Work request:
Repeat every line of the data exactly, but not the pictures.

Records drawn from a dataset
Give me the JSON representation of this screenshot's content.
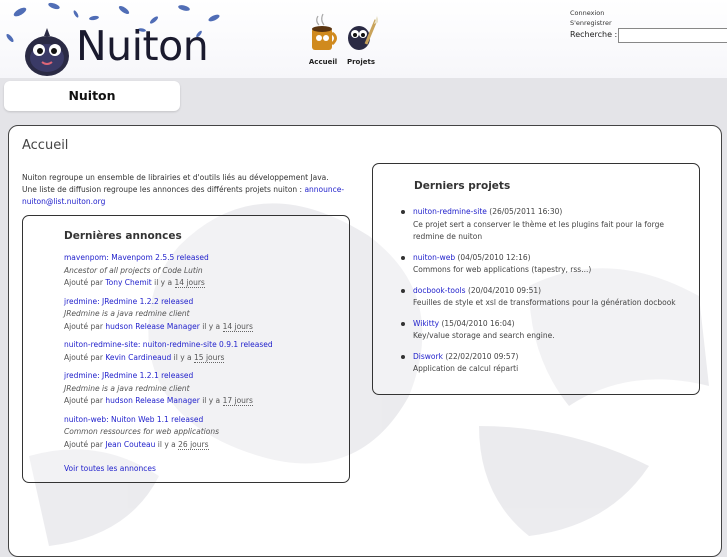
{
  "header": {
    "logo_text": "Nuiton",
    "nav": [
      {
        "label": "Accueil",
        "icon": "coffee-mug-icon"
      },
      {
        "label": "Projets",
        "icon": "mascot-paintbrush-icon"
      }
    ],
    "top_links": [
      "Connexion",
      "S'enregistrer"
    ],
    "search": {
      "label": "Recherche :",
      "value": "",
      "placeholder": ""
    }
  },
  "project_bar": {
    "title": "Nuiton"
  },
  "main": {
    "title": "Accueil",
    "intro_line1": "Nuiton regroupe un ensemble de librairies et d'outils liés au développement Java.",
    "intro_line2": "Une liste de diffusion regroupe les annonces des différents projets nuiton : ",
    "intro_email": "announce-nuiton@list.nuiton.org"
  },
  "news": {
    "title": "Dernières annonces",
    "items": [
      {
        "title": "mavenpom: Mavenpom 2.5.5 released",
        "desc": "Ancestor of all projects of Code Lutin",
        "added_by": "Ajouté par",
        "author": "Tony Chemit",
        "ago_prefix": "il y a",
        "ago": "14 jours"
      },
      {
        "title": "jredmine: JRedmine 1.2.2 released",
        "desc": "JRedmine is a java redmine client",
        "added_by": "Ajouté par",
        "author": "hudson Release Manager",
        "ago_prefix": "il y a",
        "ago": "14 jours"
      },
      {
        "title": "nuiton-redmine-site: nuiton-redmine-site 0.9.1 released",
        "desc": "",
        "added_by": "Ajouté par",
        "author": "Kevin Cardineaud",
        "ago_prefix": "il y a",
        "ago": "15 jours"
      },
      {
        "title": "jredmine: JRedmine 1.2.1 released",
        "desc": "JRedmine is a java redmine client",
        "added_by": "Ajouté par",
        "author": "hudson Release Manager",
        "ago_prefix": "il y a",
        "ago": "17 jours"
      },
      {
        "title": "nuiton-web: Nuiton Web 1.1 released",
        "desc": "Common ressources for web applications",
        "added_by": "Ajouté par",
        "author": "Jean Couteau",
        "ago_prefix": "il y a",
        "ago": "26 jours"
      }
    ],
    "see_all": "Voir toutes les annonces"
  },
  "projects": {
    "title": "Derniers projets",
    "items": [
      {
        "name": "nuiton-redmine-site",
        "date": "(26/05/2011 16:30)",
        "desc": "Ce projet sert a conserver le thème et les plugins fait pour la forge redmine de nuiton"
      },
      {
        "name": "nuiton-web",
        "date": "(04/05/2010 12:16)",
        "desc": "Commons for web applications (tapestry, rss...)"
      },
      {
        "name": "docbook-tools",
        "date": "(20/04/2010 09:51)",
        "desc": "Feuilles de style et xsl de transformations pour la génération docbook"
      },
      {
        "name": "Wikitty",
        "date": "(15/04/2010 16:04)",
        "desc": "Key/value storage and search engine."
      },
      {
        "name": "Diswork",
        "date": "(22/02/2010 09:57)",
        "desc": "Application de calcul réparti"
      }
    ]
  },
  "colors": {
    "link": "#2222cc",
    "background": "#e4e4e8",
    "box_border": "#333333"
  }
}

Solution for this problem:
Give me the JSON representation of this screenshot's content.
{
  "header": {
    "logo_text": "Nuiton",
    "nav": [
      {
        "label": "Accueil",
        "icon": "coffee-mug-icon"
      },
      {
        "label": "Projets",
        "icon": "mascot-paintbrush-icon"
      }
    ],
    "top_links": [
      "Connexion",
      "S'enregistrer"
    ],
    "search": {
      "label": "Recherche :",
      "value": "",
      "placeholder": ""
    }
  },
  "project_bar": {
    "title": "Nuiton"
  },
  "main": {
    "title": "Accueil",
    "intro_line1": "Nuiton regroupe un ensemble de librairies et d'outils liés au développement Java.",
    "intro_line2": "Une liste de diffusion regroupe les annonces des différents projets nuiton : ",
    "intro_email": "announce-nuiton@list.nuiton.org"
  },
  "news": {
    "title": "Dernières annonces",
    "items": [
      {
        "title": "mavenpom: Mavenpom 2.5.5 released",
        "desc": "Ancestor of all projects of Code Lutin",
        "added_by": "Ajouté par",
        "author": "Tony Chemit",
        "ago_prefix": "il y a",
        "ago": "14 jours"
      },
      {
        "title": "jredmine: JRedmine 1.2.2 released",
        "desc": "JRedmine is a java redmine client",
        "added_by": "Ajouté par",
        "author": "hudson Release Manager",
        "ago_prefix": "il y a",
        "ago": "14 jours"
      },
      {
        "title": "nuiton-redmine-site: nuiton-redmine-site 0.9.1 released",
        "desc": "",
        "added_by": "Ajouté par",
        "author": "Kevin Cardineaud",
        "ago_prefix": "il y a",
        "ago": "15 jours"
      },
      {
        "title": "jredmine: JRedmine 1.2.1 released",
        "desc": "JRedmine is a java redmine client",
        "added_by": "Ajouté par",
        "author": "hudson Release Manager",
        "ago_prefix": "il y a",
        "ago": "17 jours"
      },
      {
        "title": "nuiton-web: Nuiton Web 1.1 released",
        "desc": "Common ressources for web applications",
        "added_by": "Ajouté par",
        "author": "Jean Couteau",
        "ago_prefix": "il y a",
        "ago": "26 jours"
      }
    ],
    "see_all": "Voir toutes les annonces"
  },
  "projects": {
    "title": "Derniers projets",
    "items": [
      {
        "name": "nuiton-redmine-site",
        "date": "(26/05/2011 16:30)",
        "desc": "Ce projet sert a conserver le thème et les plugins fait pour la forge redmine de nuiton"
      },
      {
        "name": "nuiton-web",
        "date": "(04/05/2010 12:16)",
        "desc": "Commons for web applications (tapestry, rss...)"
      },
      {
        "name": "docbook-tools",
        "date": "(20/04/2010 09:51)",
        "desc": "Feuilles de style et xsl de transformations pour la génération docbook"
      },
      {
        "name": "Wikitty",
        "date": "(15/04/2010 16:04)",
        "desc": "Key/value storage and search engine."
      },
      {
        "name": "Diswork",
        "date": "(22/02/2010 09:57)",
        "desc": "Application de calcul réparti"
      }
    ]
  },
  "colors": {
    "link": "#2222cc",
    "background": "#e4e4e8",
    "box_border": "#333333"
  }
}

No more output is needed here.